Central California Republican congressional candidate Abel Maldonado is haggling with the Internal Revenue Service over some $470,000 in disputed taxes, court records show.
The IRS says the money is owed for errors in some complex deduction and depreciation calculations. Maldonado, in turn, is challenging the agency in U.S. Tax Court, even as he pledges to commit his own funds to a race against Rep. Lois Capps, D-Santa Barbara.
“I believe we paid the correct amount of taxes and followed the rules as we under- stood them,” Maldonado said Wednesday. “If the IRS finds differently, I will pay the taxes due with interest.”
The tax dispute concerns income from a family farming venture, Agro-Jal Farming Enterprises, as well as a rental partnership.
The dispute started off quietly, with attorneys attempting to resolve their differences without going to civil trial. In late February, attorneys formally advised a judge that they were making “continued progress” in their settlement efforts.
But records in the U.S. Tax Court, located off the beaten track about six blocks from the Capitol, also hint at some complications. In a filing, Maldonado’s current attorney, Robert W. Wood, further explained that “obtaining the necessary information and documents has been delayed” because Maldonado’s one-time accountant lagged in providing documents “despite repeated requests.”
After the Democratic Congressional Campaign Committee posted an online reference to the Tax Court issue as part of a broader campaign attack, Maldonado said Wednesday he was filing paperwork to dissolve his involvement in Agro-Jal Farming.
“I’ll miss working with my family members in the company I helped found, but they don’t deserve to have their privacy invaded every time my name is on the ballot,” Maldonado said.
Maldonado faces Republican Chris Mitchum, a Santa Barbara resident aligned with the Tea Party, and Matt Boutte of San Luis Obispo, a no-party-preference candidate, in the jostling to unseat Capps, the 14-year House veteran.
Part of Maldonado’s campaign platform is a pledge to “close the tax loopholes while keeping the tax burden down on working people.”
“Taxpayers and employers spend too much time and money navigating the 60,000-page IRS tax code,” Maldonado’s campaign website declares.
A former state senator and California’s former lieutenant governor, Maldonado helped build up the family’s 6,000-plus-acre Agro-Jal Farming Enterprises in Santa Maria. Besides being a source of income, the farm has been central to Maldonado’s political life. He notes that he first ran for office in 1994 after he encountered bureaucratic impediments to efforts to build a new cooling facility.

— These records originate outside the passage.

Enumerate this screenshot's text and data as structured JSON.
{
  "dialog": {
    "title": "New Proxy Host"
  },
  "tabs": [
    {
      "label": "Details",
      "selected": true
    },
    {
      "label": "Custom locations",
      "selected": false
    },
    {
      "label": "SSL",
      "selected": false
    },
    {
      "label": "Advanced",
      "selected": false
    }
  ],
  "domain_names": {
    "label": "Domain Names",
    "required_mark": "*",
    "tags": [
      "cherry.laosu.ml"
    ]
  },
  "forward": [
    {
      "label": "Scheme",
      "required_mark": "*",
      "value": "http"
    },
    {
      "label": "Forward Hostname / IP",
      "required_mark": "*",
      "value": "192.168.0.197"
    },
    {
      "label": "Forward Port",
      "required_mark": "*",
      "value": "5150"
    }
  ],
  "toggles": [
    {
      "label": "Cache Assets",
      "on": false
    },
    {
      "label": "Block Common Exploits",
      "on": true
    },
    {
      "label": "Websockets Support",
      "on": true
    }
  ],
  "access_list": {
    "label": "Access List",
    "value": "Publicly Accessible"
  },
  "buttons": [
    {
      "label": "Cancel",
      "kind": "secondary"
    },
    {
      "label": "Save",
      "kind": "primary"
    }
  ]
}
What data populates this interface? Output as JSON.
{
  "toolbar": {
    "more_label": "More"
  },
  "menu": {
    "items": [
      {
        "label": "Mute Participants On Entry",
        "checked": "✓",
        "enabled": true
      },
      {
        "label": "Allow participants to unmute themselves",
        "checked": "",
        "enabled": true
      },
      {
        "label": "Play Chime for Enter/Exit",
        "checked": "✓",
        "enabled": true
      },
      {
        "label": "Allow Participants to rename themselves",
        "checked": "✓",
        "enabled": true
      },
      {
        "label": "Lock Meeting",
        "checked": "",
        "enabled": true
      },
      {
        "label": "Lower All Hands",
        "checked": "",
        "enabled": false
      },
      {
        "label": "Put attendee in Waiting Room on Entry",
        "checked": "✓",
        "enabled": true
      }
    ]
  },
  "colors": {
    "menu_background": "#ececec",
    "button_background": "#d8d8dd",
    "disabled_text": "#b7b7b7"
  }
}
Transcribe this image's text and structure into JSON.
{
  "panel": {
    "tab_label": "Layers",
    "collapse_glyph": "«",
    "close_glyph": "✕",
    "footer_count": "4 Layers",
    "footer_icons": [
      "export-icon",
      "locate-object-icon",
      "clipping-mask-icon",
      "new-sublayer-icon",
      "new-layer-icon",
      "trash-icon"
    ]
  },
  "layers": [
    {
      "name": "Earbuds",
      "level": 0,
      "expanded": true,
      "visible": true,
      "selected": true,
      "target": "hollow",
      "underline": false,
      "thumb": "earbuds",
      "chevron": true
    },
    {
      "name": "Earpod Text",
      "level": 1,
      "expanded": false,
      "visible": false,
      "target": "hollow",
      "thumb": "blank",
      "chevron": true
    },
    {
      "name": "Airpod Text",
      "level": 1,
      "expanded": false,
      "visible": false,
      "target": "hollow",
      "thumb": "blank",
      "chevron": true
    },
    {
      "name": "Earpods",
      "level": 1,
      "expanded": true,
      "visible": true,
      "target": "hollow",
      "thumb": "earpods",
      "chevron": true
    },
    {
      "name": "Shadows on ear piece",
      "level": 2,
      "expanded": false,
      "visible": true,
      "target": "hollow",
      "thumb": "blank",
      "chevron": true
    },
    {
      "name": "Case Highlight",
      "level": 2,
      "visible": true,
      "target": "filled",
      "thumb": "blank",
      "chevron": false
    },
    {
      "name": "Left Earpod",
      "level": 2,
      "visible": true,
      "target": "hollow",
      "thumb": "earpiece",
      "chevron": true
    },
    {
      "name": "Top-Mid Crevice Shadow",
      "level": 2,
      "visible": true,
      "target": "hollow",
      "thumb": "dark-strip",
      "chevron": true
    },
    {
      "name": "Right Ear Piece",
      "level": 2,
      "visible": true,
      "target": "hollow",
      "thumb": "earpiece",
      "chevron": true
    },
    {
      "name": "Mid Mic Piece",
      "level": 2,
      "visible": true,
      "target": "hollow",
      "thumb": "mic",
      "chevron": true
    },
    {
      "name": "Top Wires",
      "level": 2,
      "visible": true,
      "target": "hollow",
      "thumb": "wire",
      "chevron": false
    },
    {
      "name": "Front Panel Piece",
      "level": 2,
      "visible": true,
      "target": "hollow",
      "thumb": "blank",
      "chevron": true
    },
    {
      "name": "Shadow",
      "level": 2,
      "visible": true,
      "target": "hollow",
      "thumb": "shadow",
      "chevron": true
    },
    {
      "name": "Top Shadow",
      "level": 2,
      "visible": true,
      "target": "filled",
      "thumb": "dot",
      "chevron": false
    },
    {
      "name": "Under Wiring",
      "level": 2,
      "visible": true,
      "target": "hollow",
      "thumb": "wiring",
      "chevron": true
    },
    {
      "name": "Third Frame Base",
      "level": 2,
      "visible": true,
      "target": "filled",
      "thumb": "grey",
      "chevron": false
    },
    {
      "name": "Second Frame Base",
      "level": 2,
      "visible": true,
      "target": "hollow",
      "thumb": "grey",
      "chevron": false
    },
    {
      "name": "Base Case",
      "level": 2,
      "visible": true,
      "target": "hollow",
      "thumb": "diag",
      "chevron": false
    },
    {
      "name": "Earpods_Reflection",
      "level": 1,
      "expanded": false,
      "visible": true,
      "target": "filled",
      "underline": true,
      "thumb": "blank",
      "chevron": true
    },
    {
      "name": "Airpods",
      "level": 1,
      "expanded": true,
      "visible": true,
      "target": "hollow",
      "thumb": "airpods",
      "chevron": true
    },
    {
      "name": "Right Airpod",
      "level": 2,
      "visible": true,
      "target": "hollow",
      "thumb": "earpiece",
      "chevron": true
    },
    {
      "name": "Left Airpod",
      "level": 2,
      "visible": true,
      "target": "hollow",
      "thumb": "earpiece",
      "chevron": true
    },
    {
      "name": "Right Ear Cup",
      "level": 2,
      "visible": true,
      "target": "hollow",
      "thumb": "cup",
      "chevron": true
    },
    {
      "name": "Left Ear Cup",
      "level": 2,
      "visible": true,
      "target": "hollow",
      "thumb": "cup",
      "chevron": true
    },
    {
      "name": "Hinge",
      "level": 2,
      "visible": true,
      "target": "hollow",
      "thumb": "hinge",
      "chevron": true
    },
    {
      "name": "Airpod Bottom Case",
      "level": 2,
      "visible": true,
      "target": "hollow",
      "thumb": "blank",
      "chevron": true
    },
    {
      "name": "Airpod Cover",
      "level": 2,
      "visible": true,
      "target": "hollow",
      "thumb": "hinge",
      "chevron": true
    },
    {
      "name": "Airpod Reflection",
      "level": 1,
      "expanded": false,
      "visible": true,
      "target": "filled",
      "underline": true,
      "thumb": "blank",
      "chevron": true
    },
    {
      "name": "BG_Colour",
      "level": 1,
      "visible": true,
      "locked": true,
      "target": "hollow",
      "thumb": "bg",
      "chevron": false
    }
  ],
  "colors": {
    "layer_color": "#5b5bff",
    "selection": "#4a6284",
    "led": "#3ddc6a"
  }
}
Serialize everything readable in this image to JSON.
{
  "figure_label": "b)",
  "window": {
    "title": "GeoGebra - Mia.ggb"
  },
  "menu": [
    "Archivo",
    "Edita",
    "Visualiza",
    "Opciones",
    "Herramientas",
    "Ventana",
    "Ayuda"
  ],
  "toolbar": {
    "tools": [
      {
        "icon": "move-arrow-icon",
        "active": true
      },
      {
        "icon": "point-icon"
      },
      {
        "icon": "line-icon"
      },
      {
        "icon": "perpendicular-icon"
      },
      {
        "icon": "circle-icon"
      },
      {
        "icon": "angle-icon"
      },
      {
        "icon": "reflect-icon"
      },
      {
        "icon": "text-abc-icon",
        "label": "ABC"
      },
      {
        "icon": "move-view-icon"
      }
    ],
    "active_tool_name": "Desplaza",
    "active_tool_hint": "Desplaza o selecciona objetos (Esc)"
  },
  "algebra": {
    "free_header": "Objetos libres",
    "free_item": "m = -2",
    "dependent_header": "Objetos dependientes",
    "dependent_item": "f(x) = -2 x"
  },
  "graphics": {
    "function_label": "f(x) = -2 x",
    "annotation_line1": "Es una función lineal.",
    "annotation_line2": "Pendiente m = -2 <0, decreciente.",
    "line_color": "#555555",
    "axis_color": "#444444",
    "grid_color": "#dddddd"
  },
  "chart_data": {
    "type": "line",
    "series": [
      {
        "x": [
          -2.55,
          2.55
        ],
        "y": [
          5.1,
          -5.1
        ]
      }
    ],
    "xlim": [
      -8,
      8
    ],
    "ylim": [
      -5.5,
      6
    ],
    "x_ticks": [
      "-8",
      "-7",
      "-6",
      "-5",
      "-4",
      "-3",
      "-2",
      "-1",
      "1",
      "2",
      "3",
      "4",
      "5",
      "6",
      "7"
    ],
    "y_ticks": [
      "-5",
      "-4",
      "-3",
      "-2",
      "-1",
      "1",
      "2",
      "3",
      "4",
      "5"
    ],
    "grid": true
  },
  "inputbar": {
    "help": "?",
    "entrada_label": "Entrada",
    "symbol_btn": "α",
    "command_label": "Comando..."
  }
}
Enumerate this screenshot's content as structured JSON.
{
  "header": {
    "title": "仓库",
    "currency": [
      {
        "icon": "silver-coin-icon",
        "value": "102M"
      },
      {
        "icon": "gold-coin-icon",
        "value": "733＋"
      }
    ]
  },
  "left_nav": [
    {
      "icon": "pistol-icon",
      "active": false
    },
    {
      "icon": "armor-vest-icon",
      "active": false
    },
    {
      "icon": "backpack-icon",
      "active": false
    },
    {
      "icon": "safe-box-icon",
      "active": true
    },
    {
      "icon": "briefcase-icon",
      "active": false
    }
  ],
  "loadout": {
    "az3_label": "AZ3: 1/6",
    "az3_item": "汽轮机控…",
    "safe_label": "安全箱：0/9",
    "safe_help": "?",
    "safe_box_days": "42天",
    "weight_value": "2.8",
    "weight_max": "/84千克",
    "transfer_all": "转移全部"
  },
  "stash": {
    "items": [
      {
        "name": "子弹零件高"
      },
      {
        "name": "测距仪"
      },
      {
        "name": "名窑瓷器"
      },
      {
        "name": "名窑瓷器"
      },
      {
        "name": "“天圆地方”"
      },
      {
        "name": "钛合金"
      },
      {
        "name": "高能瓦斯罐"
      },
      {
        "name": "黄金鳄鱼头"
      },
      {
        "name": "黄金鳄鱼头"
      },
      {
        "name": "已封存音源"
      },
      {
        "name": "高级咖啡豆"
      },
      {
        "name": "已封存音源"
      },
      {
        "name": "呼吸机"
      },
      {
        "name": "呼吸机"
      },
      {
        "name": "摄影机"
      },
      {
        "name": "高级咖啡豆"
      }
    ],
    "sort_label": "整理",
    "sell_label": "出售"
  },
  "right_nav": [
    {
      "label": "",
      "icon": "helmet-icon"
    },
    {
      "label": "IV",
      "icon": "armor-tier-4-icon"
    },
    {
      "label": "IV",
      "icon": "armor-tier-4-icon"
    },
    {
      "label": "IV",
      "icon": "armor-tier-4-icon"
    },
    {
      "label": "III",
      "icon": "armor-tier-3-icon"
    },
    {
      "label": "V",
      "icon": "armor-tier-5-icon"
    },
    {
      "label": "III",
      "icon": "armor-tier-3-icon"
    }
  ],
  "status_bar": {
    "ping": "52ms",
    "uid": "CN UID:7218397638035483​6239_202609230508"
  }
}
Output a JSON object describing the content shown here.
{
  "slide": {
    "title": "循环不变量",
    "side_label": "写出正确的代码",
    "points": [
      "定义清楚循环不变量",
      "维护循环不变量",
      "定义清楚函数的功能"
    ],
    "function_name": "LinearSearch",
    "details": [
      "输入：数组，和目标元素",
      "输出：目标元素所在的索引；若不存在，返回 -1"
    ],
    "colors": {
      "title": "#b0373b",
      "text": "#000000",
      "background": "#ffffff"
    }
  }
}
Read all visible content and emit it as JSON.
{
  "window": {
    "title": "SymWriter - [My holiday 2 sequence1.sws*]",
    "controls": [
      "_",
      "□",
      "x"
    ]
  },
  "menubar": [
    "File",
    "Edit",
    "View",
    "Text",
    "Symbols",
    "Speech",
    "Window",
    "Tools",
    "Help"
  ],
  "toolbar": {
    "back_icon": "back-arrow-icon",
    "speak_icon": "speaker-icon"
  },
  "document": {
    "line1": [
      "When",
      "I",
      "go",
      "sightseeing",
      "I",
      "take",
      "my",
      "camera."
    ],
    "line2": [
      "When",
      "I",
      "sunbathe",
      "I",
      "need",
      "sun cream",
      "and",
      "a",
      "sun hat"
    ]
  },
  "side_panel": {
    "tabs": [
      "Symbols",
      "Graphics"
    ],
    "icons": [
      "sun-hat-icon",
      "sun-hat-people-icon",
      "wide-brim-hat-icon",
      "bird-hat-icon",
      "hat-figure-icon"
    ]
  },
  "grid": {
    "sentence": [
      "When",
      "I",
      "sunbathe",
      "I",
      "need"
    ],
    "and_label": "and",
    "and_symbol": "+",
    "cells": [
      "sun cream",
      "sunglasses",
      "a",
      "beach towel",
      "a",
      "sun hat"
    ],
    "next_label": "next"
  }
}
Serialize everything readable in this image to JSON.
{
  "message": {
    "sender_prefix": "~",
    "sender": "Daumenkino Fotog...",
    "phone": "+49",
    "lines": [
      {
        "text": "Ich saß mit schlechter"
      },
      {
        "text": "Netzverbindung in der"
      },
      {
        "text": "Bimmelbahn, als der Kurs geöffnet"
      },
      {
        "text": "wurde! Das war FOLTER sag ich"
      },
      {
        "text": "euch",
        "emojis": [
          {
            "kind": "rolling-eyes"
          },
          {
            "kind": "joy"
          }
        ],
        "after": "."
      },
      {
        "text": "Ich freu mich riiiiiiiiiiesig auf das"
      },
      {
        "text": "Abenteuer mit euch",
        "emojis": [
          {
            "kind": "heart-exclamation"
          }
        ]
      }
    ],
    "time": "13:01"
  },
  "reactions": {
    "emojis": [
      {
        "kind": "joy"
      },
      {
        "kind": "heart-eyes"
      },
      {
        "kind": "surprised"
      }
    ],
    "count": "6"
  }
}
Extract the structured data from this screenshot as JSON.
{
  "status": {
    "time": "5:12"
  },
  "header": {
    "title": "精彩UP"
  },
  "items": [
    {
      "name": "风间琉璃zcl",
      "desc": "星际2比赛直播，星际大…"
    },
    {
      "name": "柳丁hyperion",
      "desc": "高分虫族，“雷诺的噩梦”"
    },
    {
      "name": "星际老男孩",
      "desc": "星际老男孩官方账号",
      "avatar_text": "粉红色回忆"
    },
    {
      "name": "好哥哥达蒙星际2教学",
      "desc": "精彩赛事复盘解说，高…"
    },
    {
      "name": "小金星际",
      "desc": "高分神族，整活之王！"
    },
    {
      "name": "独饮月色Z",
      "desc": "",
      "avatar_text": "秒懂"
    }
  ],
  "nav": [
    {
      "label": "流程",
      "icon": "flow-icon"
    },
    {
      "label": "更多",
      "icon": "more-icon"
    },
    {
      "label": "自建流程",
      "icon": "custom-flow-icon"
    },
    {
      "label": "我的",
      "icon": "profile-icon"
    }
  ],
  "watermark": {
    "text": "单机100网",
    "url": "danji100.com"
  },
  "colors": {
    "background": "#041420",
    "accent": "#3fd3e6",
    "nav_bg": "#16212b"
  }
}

The farm brought Maldonado political embarrassment in mid-July 2010, shortly after then-Gov. Arnold Schwarzenegger appointed him lieutenant governor. Media reports that the IRS had placed a lien on the family farming business prompted the company to pay the $111,146 then in question.
The lien covered certain Agro-Jal Farming taxes for 2006 and 2007.
Following an audit of the business for the same years, court records show, the IRS in April 2010 sent Maldonado a “notice of deficiency.” Maldonado then went to court to challenge the alleged deficiency.
All told, the IRS added $1.4 million to the farming and rental operation’s taxable income for 2006, for which a net tax of $470,343 was assessed. The item-byitem disputes are acutely technical.
One question, for instance, is whether a cooling facility should be depreciated as a building or, more quickly, as refrigeration equipment. Another big-ticket but technical question deals with the timing of taking deductions for cartons and crates.
“I hope that this incident helps educate people on the need for a simpler tax code that allows employers to focus on job creation,” Maldonado said.